“Speaking for the two of us, we are hungry to continue the success we’ve had. We’d love to repeat this year.

“Looking back, I can’t believe we’ve gone through as much success and failure — we took very seriously the pain of finishing last three out of four years — but overall I’m very proud of what we’ve done and we’re not done yet.”

When the difficulty of repeating was raised, Werner said, “We rolled over three very good teams, but there’s a degree of good fortune and randomness to it.’’

Henry was quick to qualify Werner’s response.

“If you see what goes on behind the scenes, especially last year, you don’t think as much in terms of, ‘Well, we had a lot of good fortune,’ ’’ said the low-talking owner. “There were a lot of things going on behind the scenes that were really smart last year.

“This was a really talented group, and we’re committed to each other and committed to doing whatever it took. I do feel you’ve got to have some good fortune, but this wasn’t . . .”

So there. This World Series was won by design, not a twist of fate.


Monday’s victory-lap presser was a far cry from one year ago, when Henry (who also owns the Globe) was snappish, saying, “I don’t think we need to be popular.’’

On that day, he refused to answer questions about his wish to change the name of Yawkey Way. He also insisted that the 2018 Sox were in great shape and merely had to change “the approach.’’ After reporters pushed back with challenging questions, Henry walked away from the session asking one scribe, “What is your guys’ problem?’’

Two months later, Henry hosted a mea culpa dinner at the Capital Grille in Boston and broke bread with the ink-stained wretches. But, oddly enough, all of his springtime theories about what was in store for the 2018 Red Sox proved to be true.

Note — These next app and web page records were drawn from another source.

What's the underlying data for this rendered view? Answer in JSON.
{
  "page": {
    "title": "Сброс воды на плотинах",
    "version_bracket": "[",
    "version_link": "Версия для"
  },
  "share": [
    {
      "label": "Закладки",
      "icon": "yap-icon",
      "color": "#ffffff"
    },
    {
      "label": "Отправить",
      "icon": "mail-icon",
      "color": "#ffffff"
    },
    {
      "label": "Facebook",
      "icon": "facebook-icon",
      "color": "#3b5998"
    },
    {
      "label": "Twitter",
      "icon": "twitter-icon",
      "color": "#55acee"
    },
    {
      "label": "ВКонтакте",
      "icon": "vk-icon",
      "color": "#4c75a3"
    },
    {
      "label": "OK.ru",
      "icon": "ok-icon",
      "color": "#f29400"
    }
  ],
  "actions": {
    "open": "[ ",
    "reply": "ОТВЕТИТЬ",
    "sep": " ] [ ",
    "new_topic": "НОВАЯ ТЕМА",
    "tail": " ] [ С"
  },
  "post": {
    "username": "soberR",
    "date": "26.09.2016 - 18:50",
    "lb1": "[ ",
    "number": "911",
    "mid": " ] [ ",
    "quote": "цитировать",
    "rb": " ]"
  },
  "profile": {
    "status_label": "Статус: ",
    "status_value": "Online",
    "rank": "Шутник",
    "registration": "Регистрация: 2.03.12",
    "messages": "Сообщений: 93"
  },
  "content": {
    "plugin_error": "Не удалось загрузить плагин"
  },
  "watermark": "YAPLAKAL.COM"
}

They did change their approach at home plate and on the basepaths. And they did have enough talent. They steamrolled to the world championship. They “rolled over” the Yankees, Astros, and Dodgers in October.

In 2019, Henry presents as a man who believes he has figured it out. He is at peace. Four championships in 15 seasons will do that.

Here’s Henry on the limits of keeping the Sox stars: “We won’t be able to keep all of them. It’s just that simple. We may have the largest payroll in baseball, but even then you can’t keep all of your players with the way free agency works.

“There’s been less and less players opting to sign [with their own clubs] before they hit free agency. So it works both ways. Maybe with the state of the free agent market at this point, you’ll start to see more of that happening.’’


On concerns about a clubhouse split over the White House visit: “No. It’s strictly optional. I think it would be a political statement for us not to go, and we try to keep politics out of the Red Sox. Taking positions politically is something that’s inappropriate.

“It’s a tradition and something that a lot of our players really look forward to.’’

Near the end of the session, Henry spoke about manager Alex Cora’s unusual confidence and its role in the magic of 2018.

“We’d bring up certain things, and he’d say, ‘That’s not going to be a problem,’ ’’ recalled Henry. “And he turned out to be absolutely right. At one point, our bullpen was on fumes and I saw him after a game and I asked him how he felt about the bullpen going forward. And he would tell me the same thing he said on so many occasions, even in the World Series and the playoffs. He’d say, ‘We’re going to be be fine.’ ’’

Cora was right about all of it.

And so was the Red Sox owner.

Dan Shaughnessy can be reached at dshaughnessy@globe.com